(Data under study begins)
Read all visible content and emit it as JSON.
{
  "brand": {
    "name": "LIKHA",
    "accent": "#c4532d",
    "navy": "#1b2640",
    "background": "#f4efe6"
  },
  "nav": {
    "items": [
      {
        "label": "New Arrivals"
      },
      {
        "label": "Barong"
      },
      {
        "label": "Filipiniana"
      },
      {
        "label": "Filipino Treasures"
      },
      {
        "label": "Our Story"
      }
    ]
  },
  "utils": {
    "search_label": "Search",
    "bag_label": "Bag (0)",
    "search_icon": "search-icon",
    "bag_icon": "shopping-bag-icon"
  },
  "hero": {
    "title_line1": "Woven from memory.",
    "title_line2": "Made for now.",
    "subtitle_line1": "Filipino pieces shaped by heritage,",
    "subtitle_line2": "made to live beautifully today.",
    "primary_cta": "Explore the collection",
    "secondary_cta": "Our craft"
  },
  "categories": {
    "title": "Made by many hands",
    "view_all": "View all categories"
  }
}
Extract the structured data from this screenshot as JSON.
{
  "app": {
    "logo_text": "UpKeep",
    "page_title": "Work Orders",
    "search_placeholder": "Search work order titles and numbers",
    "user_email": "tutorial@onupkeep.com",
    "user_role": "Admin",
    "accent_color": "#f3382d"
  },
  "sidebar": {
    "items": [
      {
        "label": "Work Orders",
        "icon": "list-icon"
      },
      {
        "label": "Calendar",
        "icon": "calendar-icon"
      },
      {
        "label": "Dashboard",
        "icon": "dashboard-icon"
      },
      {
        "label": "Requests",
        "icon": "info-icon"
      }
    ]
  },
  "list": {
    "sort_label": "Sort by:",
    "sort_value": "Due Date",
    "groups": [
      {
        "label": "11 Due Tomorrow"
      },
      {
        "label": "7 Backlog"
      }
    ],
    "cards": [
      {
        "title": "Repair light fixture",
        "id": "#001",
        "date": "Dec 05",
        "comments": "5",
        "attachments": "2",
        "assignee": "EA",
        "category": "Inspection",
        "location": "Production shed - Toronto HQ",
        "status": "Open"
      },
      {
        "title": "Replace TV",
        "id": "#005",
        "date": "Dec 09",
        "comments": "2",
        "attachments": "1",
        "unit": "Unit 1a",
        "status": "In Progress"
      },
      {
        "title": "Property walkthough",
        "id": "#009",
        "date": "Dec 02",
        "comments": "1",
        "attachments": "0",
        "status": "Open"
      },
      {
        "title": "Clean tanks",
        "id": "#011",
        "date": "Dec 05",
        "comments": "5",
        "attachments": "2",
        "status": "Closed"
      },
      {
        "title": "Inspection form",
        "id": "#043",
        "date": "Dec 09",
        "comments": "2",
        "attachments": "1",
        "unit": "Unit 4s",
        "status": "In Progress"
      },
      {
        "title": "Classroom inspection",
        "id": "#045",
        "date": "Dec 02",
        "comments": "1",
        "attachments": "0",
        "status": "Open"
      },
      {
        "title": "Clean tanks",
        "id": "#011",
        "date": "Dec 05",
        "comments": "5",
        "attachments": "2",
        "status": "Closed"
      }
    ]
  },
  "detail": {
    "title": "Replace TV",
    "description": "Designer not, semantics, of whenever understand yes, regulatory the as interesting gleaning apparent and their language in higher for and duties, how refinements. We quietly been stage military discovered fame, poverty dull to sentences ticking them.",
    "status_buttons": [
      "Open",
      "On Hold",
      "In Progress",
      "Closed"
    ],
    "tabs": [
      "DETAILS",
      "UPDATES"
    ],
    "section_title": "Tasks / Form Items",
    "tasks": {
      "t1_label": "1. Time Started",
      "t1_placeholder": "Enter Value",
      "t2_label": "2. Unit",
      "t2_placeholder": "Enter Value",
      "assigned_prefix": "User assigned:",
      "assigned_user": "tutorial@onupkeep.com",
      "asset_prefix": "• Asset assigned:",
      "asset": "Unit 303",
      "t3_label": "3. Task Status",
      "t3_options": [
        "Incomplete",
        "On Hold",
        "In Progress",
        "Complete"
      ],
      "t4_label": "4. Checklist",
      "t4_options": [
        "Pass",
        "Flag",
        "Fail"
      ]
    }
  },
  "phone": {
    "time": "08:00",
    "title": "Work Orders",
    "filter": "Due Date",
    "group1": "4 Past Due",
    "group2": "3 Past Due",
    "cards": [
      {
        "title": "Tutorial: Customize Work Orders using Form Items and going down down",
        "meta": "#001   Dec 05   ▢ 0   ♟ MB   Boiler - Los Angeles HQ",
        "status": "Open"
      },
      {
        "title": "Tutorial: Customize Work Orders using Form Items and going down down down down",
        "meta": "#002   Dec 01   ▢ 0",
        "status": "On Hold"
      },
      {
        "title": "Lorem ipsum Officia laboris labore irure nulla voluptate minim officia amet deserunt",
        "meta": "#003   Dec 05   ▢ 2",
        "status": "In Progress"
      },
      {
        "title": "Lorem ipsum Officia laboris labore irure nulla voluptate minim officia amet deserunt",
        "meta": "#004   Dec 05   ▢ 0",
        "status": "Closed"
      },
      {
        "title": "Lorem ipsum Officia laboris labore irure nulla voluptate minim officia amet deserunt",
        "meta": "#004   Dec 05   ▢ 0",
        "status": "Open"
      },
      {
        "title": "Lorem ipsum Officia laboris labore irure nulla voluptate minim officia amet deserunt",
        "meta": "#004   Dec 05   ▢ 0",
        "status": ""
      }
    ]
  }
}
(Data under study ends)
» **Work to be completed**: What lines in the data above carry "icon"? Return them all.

» **Response to the task**:
    "search_icon": "search-icon",
    "bag_icon": "shopping-bag-icon"
        "icon": "list-icon"
        "icon": "calendar-icon"
        "icon": "dashboard-icon"
        "icon": "info-icon"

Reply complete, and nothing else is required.